"The viola was also the instrument of choice for many composers," he continues. "The timbre has a way of expressing their inner voice that they could later embellish with the full spectrum of an orchestra. Mozart was one of those composers. He had a love affair with viola that lasted throughout his life. He composed on it and he played it on tour as a very young performer. You can go see his viola displayed at his home in Salzburg."

Vinocour studied viola through college at Princeton, where he earned a chemistry degree. "I have a very analytical side that helps me figure out a piece of music," he said of his unique combination of talents. He left the field of chemistry — although he said it still shines through in his love of cooking — and went on to perform as principal viola of the Gewandhaus Orchestra of Leipzig, the Orchestra Ensemble Kanazawa in Japan, and the St. Louis Symphony Orchestra, in which his colleague, friend, and now wife Jessica also played.

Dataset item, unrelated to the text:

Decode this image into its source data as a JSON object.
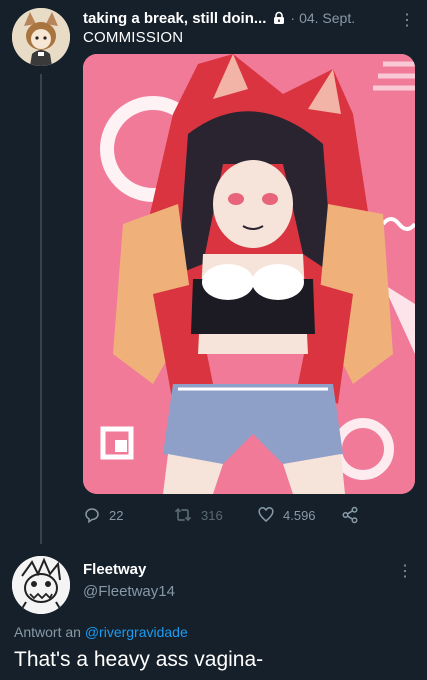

Just as he moved to San Francisco in 2009 to join the Symphony, Jessica also made the jump. "It was a complete coincidence that we both joined the San Francisco Symphony from the St. Louis Symphony Orchestra at the same time. We didn't start dating until much later, but it was this really funny thing we shared," Vinocour says.

As for the Sinfonia Concertante, it's one of the most recognizable pieces Mozart wrote for viola, showing up in famous novels like Sophie's Choice and several movies." All three movements of the piece are wonderful — it's Mozart, after all — but it's the second movement, the Andante, that people usually remember most. Mozart sets up an intricate conversation between the viola and the violin, almost like a couple talking. It's very emotional, but also a quintessential piece of musical one-up-manship that continues into the third movement," Vinocour explains.

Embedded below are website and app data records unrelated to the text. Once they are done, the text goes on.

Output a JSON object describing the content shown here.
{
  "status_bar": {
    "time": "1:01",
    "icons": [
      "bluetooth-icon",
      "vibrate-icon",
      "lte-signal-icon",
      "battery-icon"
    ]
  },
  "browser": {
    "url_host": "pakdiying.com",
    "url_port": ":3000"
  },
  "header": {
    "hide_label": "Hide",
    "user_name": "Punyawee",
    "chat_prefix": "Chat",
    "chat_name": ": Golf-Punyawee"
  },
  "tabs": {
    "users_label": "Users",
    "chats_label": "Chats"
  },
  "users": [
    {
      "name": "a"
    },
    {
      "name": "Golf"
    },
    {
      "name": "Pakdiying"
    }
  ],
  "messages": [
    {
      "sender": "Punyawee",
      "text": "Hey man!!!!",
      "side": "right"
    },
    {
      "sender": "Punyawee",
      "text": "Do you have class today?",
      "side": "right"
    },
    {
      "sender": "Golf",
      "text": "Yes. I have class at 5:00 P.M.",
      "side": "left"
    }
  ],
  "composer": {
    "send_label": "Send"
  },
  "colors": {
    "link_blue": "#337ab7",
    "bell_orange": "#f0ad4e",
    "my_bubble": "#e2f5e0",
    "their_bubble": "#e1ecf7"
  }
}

"Sasha [Barantschik] and I have such a familiarity with each other's style, we enjoy the parts of the piece that are more spontaneous. We don't plot out every detail, because the Sinfonia should come out sounding elegant and graceful, but also free-feeling and very natural." 

And what about Vinocour's new son? Being born to two professional musicians, are there expectations that he'll take up an instrument at an early age? Vinocour laughs. "Well, we wouldn't be too upset if he got into music. But we're hoping it will be something like the piano, rather than the violin or clarinet — we'd prefer an instrument that doesn't sound so... let's just say "awkward" to other people around you as you're first learning it." 

If you Go:

Music Director Michael Tilson Thomas leads San Francisco Symphony Principal Viola Jonathan Vinocour and Concertmaster Alexander Barantschik as soloists in Mozart’s Sinfonia concertante in concerts that also include Bartók’s Concerto for Orchestra, 8 p.m. May 20 & 23, and 6:30 p.m. May 22. An open rehearsal takes place May 20 at 10 a.m. at Davies Symphony Hall. (415) 864-6000